Are cycle tracks safe?
The question arises from a painful accident on our recent trip to Portugal (March 2012). We were staying in Monte Gordo and travelled to Vila Real to take the ferry boat to Ayemonte in Spain. We had a wonderful day, arriving back in Vila Real in time for a late lunch. Then we set off for the 3-4 kilometre trip back to Monte Gordo.
Vila Real and Monte Gordo are connected by a dead straight and nearly level road, bordered on either side by a purpose built cycle track, clearly marked for cycles and painted pink. Beyond the cycle path is a gravel footpath. The footpath is separated form the cycle track by a 45-100 mm kerb.
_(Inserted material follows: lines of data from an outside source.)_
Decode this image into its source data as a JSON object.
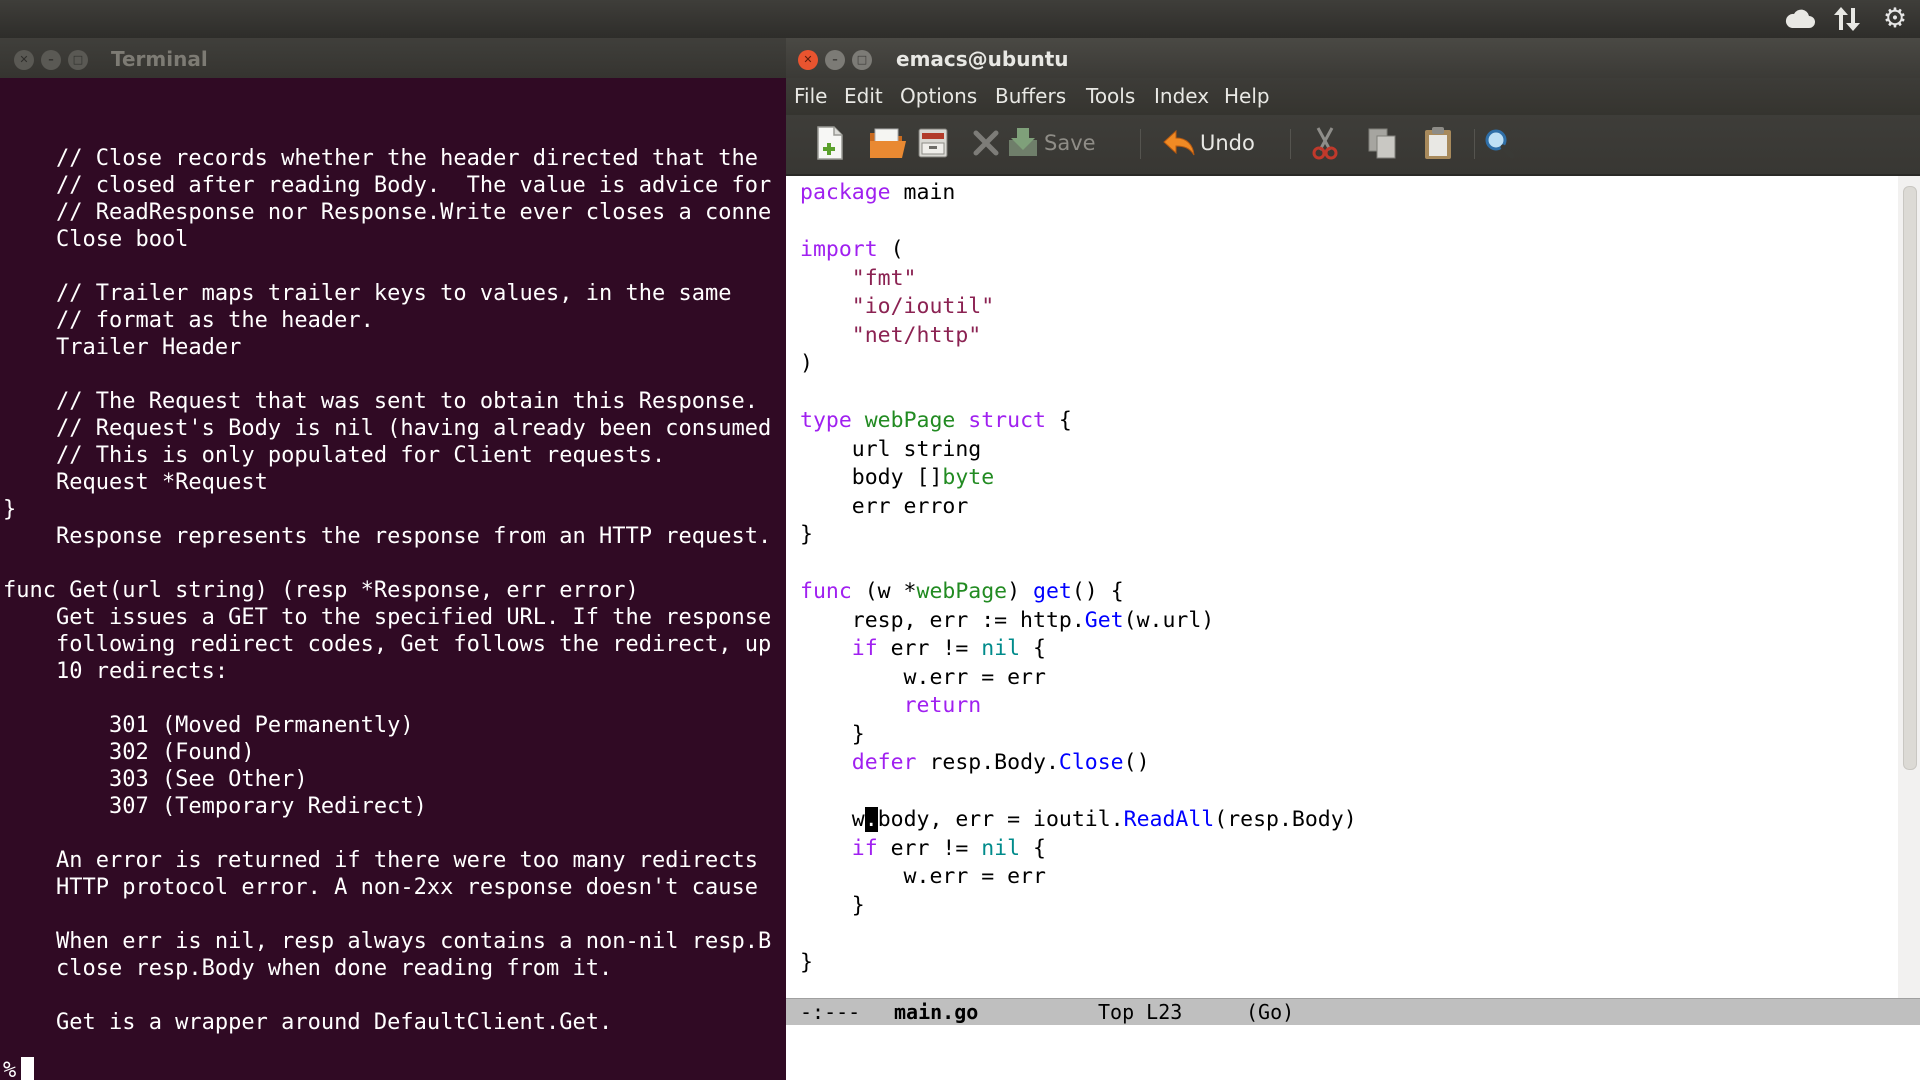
{
  "top_panel": {
    "icons": [
      "cloud-icon",
      "network-arrows-icon",
      "gear-icon"
    ]
  },
  "terminal": {
    "title": "Terminal",
    "lines": [
      "    // Close records whether the header directed that the",
      "    // closed after reading Body.  The value is advice for",
      "    // ReadResponse nor Response.Write ever closes a conne",
      "    Close bool",
      "",
      "    // Trailer maps trailer keys to values, in the same",
      "    // format as the header.",
      "    Trailer Header",
      "",
      "    // The Request that was sent to obtain this Response.",
      "    // Request's Body is nil (having already been consumed",
      "    // This is only populated for Client requests.",
      "    Request *Request",
      "}",
      "    Response represents the response from an HTTP request.",
      "",
      "func Get(url string) (resp *Response, err error)",
      "    Get issues a GET to the specified URL. If the response",
      "    following redirect codes, Get follows the redirect, up",
      "    10 redirects:",
      "",
      "        301 (Moved Permanently)",
      "        302 (Found)",
      "        303 (See Other)",
      "        307 (Temporary Redirect)",
      "",
      "    An error is returned if there were too many redirects",
      "    HTTP protocol error. A non-2xx response doesn't cause",
      "",
      "    When err is nil, resp always contains a non-nil resp.B",
      "    close resp.Body when done reading from it.",
      "",
      "    Get is a wrapper around DefaultClient.Get."
    ],
    "prompt": "%"
  },
  "emacs": {
    "title": "emacs@ubuntu",
    "menu": [
      "File",
      "Edit",
      "Options",
      "Buffers",
      "Tools",
      "Index",
      "Help"
    ],
    "toolbar": {
      "save_label": "Save",
      "undo_label": "Undo"
    },
    "code": {
      "l1": [
        "package",
        " main"
      ],
      "l3": [
        "import",
        " ("
      ],
      "l4": "\"fmt\"",
      "l5": "\"io/ioutil\"",
      "l6": "\"net/http\"",
      "l7": ")",
      "l9": [
        "type",
        "webPage",
        "struct",
        " {"
      ],
      "l10": "    url string",
      "l11": [
        "    body []",
        "byte"
      ],
      "l12": "    err error",
      "l13": "}",
      "l15": [
        "func",
        " (w *",
        "webPage",
        ") ",
        "get",
        "() {"
      ],
      "l16": [
        "    resp, err := http.",
        "Get",
        "(w.url)"
      ],
      "l17": [
        "    ",
        "if",
        " err != ",
        "nil",
        " {"
      ],
      "l18": "        w.err = err",
      "l19": [
        "        ",
        "return"
      ],
      "l20": "    }",
      "l21": [
        "    ",
        "defer",
        " resp.Body.",
        "Close",
        "()"
      ],
      "l23": [
        "    w",
        ".",
        "body, err = ioutil.",
        "ReadAll",
        "(resp.Body)"
      ],
      "l24": [
        "    ",
        "if",
        " err != ",
        "nil",
        " {"
      ],
      "l25": "        w.err = err",
      "l26": "    }",
      "l28": "}"
    },
    "modeline": {
      "status": "-:---",
      "buffer": "main.go",
      "position": "Top L23",
      "mode": "(Go)"
    },
    "colors": {
      "keyword": "#a020f0",
      "string": "#8b2252",
      "type": "#228b22",
      "function": "#0000ff",
      "constant": "#008b8b"
    }
  }
}
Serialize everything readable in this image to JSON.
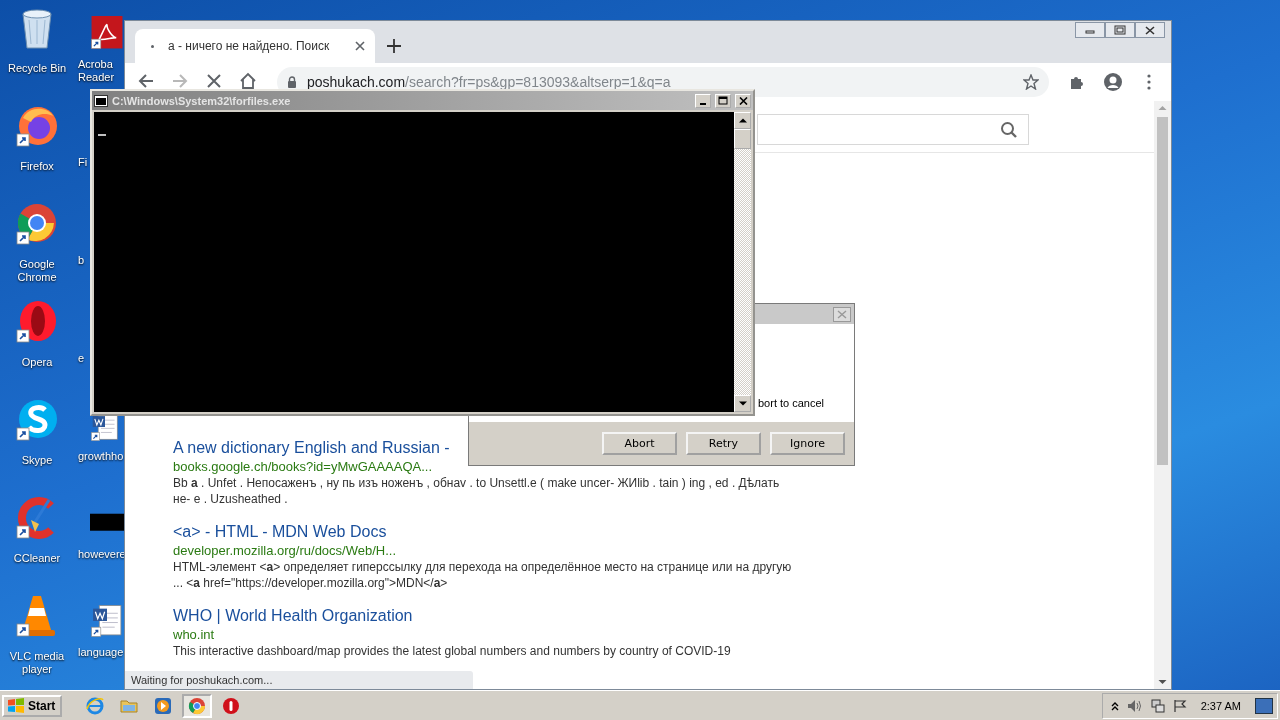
{
  "desktop": {
    "icons": [
      {
        "label": "Recycle Bin",
        "kind": "trash"
      },
      {
        "label": "Acroba Reader",
        "kind": "pdf"
      },
      {
        "label": "Firefox",
        "kind": "firefox"
      },
      {
        "label": "Fi"
      },
      {
        "label": "Google Chrome",
        "kind": "chrome"
      },
      {
        "label": "b"
      },
      {
        "label": "Opera",
        "kind": "opera"
      },
      {
        "label": "e"
      },
      {
        "label": "Skype",
        "kind": "skype"
      },
      {
        "label": "growthho",
        "kind": "word"
      },
      {
        "label": "CCleaner",
        "kind": "ccleaner"
      },
      {
        "label": "howevere",
        "kind": "dark"
      },
      {
        "label": "VLC media player",
        "kind": "vlc"
      },
      {
        "label": "language",
        "kind": "word"
      }
    ]
  },
  "browser": {
    "tab": {
      "title": "а - ничего не найдено. Поиск",
      "selected": true
    },
    "nav": [
      {
        "kind": "back",
        "disabled": false
      },
      {
        "kind": "forward",
        "disabled": true
      },
      {
        "kind": "stop",
        "disabled": false
      },
      {
        "kind": "home",
        "disabled": false
      }
    ],
    "url": {
      "host": "poshukach.com",
      "path": "/search?fr=ps&gp=813093&altserp=1&q=a"
    },
    "results": [
      {
        "title": "A new dictionary English and Russian -",
        "url": "books.google.ch/books?id=yMwGAAAAQA...",
        "snippet": "Bb **a** . Unfet . Непосаженъ , ну пь изъ ноженъ , обнаv . to Unsettl.e ( make uncer- ЖИlib . tain ) ing , ed . Дѣлать не- е . Uzusheathed ."
      },
      {
        "title": "<a> - HTML - MDN Web Docs",
        "url": "developer.mozilla.org/ru/docs/Web/H...",
        "snippet": "HTML-элемент <**a**> определяет гиперссылку для перехода на определённое место на странице или на другую ... <**a** href=\"https://developer.mozilla.org\">MDN</**a**>"
      },
      {
        "title": "WHO | World Health Organization",
        "url": "who.int",
        "snippet": "This interactive dashboard/map provides the latest global numbers and numbers by country of COVID-19"
      }
    ],
    "status": "Waiting for poshukach.com..."
  },
  "console": {
    "title": "C:\\Windows\\System32\\forfiles.exe"
  },
  "dialog": {
    "text": "bort to cancel",
    "buttons": [
      "Abort",
      "Retry",
      "Ignore"
    ]
  },
  "taskbar": {
    "start": "Start",
    "apps": [
      {
        "kind": "ie",
        "selected": false
      },
      {
        "kind": "folder",
        "selected": false
      },
      {
        "kind": "media",
        "selected": false
      },
      {
        "kind": "chrome",
        "selected": true
      },
      {
        "kind": "alert",
        "selected": false
      }
    ],
    "clock": "2:37 AM"
  }
}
The cycle track is separated from the road by a mini-kerbstone about 25 mm high and cut at 45 degrees. This implies to me that it is designed to allow bikes to skip on and off the cycle path as necessary. Why should this be necessary? Well, because Monte Gordo is a base for lots of runners in training and they seem to use the cycle track in preference to the footpath as their preferred running surface.
On Mothering Sunday last, my wife and I found to our cost just how dangerous a mix runners and cyclists can be. Travelling towards Monte Gordo we met a powerful runner running up the centre of the cycle track. We (I really as I was in front) took the decision to skip off the cycle track to leave him free to run. My wife followed my example. I slipped back on to the cycle way without difficulty: my wife tried and caught her wheel on a slightly raised section of the lowered kerb and fell from her bike. Worse still she fell directly on to the raised kerb on the footpath with her shoulder and badly broke the ball joint at the top of her arm.
Was this an avoidable accident? Yes. Did we contribute to our own accident. Yes. Did the design of the track contribute? I think so. The junction of road and cycle track encourages you to take on a dangerous manoeuvre. The high kerb between cycle track and footpath will make any fall more serious.
We always ride defensively on roads. This accident brought home to me the need to do so even on cycle tracks. Especially where cyclists and pedestrians or runners are expected to mix in one space. Talk about a lesson learned the hard way.